* Source information *
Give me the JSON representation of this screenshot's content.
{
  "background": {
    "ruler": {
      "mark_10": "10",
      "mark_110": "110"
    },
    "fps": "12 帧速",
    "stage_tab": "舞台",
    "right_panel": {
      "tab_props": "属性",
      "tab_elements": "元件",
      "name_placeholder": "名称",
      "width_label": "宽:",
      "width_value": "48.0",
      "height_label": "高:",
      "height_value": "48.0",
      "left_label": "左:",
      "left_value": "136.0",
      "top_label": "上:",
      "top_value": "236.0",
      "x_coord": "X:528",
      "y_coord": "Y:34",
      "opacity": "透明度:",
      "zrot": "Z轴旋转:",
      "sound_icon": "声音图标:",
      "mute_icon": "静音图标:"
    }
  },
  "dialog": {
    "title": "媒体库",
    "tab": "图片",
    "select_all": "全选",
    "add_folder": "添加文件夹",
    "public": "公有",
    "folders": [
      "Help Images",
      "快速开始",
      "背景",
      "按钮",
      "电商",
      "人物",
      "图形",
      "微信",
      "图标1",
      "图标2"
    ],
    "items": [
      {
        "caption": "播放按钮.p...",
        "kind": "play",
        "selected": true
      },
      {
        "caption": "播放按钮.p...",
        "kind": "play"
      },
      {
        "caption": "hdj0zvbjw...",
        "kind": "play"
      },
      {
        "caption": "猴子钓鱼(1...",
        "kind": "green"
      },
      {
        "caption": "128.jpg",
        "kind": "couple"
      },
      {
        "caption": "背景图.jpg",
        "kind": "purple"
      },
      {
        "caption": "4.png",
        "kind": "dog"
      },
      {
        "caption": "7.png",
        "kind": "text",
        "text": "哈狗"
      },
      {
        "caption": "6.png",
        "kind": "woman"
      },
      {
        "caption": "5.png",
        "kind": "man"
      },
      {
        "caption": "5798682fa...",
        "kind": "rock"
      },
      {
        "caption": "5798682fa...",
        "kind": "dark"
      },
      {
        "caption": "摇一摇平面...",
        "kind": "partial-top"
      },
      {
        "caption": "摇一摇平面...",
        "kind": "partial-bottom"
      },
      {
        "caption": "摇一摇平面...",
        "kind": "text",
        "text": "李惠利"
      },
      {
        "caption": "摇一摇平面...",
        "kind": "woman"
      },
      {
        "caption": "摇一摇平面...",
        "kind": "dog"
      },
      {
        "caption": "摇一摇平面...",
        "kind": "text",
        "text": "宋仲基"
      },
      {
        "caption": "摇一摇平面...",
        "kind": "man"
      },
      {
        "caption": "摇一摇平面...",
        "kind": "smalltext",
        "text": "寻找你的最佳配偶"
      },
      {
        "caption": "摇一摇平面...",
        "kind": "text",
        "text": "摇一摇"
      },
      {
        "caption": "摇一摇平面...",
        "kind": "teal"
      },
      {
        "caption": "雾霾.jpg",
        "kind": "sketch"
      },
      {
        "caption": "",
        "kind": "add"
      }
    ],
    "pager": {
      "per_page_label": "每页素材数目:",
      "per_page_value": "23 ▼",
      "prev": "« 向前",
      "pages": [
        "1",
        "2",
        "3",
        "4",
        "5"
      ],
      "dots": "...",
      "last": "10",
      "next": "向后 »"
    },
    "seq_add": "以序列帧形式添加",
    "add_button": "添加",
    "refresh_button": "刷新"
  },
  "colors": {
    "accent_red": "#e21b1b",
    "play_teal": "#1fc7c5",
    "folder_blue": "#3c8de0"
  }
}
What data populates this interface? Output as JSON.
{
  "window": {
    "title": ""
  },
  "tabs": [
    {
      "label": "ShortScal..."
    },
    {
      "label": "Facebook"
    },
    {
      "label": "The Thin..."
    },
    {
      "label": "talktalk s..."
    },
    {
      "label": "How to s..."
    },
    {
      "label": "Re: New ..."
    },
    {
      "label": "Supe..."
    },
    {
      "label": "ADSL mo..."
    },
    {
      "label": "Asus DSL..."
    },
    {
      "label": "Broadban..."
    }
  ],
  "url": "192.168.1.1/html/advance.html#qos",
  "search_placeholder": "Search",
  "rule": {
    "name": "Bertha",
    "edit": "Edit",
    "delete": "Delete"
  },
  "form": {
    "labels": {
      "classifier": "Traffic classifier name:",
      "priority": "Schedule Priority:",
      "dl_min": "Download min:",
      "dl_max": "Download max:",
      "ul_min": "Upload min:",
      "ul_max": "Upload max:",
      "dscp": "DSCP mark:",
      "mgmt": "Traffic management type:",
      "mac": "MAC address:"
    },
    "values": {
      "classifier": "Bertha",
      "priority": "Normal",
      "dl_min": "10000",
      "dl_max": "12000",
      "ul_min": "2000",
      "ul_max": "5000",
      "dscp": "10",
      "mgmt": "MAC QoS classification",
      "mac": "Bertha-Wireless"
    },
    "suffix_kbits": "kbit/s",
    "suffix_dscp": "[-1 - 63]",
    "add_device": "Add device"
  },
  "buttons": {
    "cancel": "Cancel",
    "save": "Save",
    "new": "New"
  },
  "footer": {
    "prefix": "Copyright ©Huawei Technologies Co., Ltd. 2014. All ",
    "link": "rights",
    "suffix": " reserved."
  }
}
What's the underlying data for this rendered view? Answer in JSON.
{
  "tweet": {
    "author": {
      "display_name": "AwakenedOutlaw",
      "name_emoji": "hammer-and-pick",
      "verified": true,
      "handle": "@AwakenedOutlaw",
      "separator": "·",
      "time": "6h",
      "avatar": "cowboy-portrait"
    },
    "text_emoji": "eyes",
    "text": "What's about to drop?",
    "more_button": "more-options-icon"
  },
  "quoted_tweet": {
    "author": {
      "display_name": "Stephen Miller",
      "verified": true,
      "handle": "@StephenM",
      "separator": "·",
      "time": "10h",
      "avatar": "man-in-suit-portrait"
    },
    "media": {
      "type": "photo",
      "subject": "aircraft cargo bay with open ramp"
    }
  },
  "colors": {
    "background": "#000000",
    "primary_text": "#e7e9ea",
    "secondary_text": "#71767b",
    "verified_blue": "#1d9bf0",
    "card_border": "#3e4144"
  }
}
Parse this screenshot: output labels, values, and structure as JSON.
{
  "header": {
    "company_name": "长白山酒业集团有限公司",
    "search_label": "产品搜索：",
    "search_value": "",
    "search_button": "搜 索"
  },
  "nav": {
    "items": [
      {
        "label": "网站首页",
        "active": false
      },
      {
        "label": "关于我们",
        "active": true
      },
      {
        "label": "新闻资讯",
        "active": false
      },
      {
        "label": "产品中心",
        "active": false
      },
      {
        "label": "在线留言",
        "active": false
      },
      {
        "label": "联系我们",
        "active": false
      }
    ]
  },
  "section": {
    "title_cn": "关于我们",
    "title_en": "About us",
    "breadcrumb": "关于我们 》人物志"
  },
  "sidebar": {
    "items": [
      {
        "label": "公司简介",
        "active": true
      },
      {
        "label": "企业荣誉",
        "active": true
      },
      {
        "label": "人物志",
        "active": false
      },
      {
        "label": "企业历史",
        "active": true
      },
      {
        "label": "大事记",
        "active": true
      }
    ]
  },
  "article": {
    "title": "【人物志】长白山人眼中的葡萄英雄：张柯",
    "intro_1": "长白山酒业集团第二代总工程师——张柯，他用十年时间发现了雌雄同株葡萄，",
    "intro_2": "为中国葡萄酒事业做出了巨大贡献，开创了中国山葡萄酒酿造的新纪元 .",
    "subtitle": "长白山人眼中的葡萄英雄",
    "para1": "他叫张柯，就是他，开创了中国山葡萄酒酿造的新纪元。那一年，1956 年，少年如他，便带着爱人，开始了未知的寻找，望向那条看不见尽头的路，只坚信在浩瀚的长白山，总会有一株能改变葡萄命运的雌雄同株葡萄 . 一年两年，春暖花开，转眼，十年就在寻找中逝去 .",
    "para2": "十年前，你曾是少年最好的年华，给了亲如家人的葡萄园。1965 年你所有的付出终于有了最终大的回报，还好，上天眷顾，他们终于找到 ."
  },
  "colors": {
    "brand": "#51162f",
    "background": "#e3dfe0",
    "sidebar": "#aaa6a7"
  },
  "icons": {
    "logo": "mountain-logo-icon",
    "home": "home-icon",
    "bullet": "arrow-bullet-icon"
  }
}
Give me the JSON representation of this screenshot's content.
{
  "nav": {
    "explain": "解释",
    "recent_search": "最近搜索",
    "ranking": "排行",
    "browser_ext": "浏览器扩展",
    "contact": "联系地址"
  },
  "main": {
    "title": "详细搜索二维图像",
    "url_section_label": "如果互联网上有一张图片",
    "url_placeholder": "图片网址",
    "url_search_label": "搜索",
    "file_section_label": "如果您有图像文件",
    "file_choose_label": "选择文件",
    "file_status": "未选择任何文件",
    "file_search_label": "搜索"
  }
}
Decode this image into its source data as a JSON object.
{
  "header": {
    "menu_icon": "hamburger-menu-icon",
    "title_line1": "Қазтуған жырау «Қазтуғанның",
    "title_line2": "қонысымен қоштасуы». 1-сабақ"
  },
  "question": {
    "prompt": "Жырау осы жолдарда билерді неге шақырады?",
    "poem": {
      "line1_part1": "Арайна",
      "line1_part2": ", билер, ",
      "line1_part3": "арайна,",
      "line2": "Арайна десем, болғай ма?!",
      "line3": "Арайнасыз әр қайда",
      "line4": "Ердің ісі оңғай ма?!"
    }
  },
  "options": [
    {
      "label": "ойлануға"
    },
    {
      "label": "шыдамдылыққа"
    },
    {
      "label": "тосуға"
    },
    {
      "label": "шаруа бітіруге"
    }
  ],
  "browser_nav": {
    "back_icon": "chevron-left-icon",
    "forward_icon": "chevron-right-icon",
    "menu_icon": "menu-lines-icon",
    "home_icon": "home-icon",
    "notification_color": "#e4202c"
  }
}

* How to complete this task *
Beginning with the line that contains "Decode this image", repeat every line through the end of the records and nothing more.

* Solution for this exercise *
Decode this image into its source data as a JSON object.
{
  "header": {
    "menu_icon": "hamburger-menu-icon",
    "title_line1": "Қазтуған жырау «Қазтуғанның",
    "title_line2": "қонысымен қоштасуы». 1-сабақ"
  },
  "question": {
    "prompt": "Жырау осы жолдарда билерді неге шақырады?",
    "poem": {
      "line1_part1": "Арайна",
      "line1_part2": ", билер, ",
      "line1_part3": "арайна,",
      "line2": "Арайна десем, болғай ма?!",
      "line3": "Арайнасыз әр қайда",
      "line4": "Ердің ісі оңғай ма?!"
    }
  },
  "options": [
    {
      "label": "ойлануға"
    },
    {
      "label": "шыдамдылыққа"
    },
    {
      "label": "тосуға"
    },
    {
      "label": "шаруа бітіруге"
    }
  ],
  "browser_nav": {
    "back_icon": "chevron-left-icon",
    "forward_icon": "chevron-right-icon",
    "menu_icon": "menu-lines-icon",
    "home_icon": "home-icon",
    "notification_color": "#e4202c"
  }
}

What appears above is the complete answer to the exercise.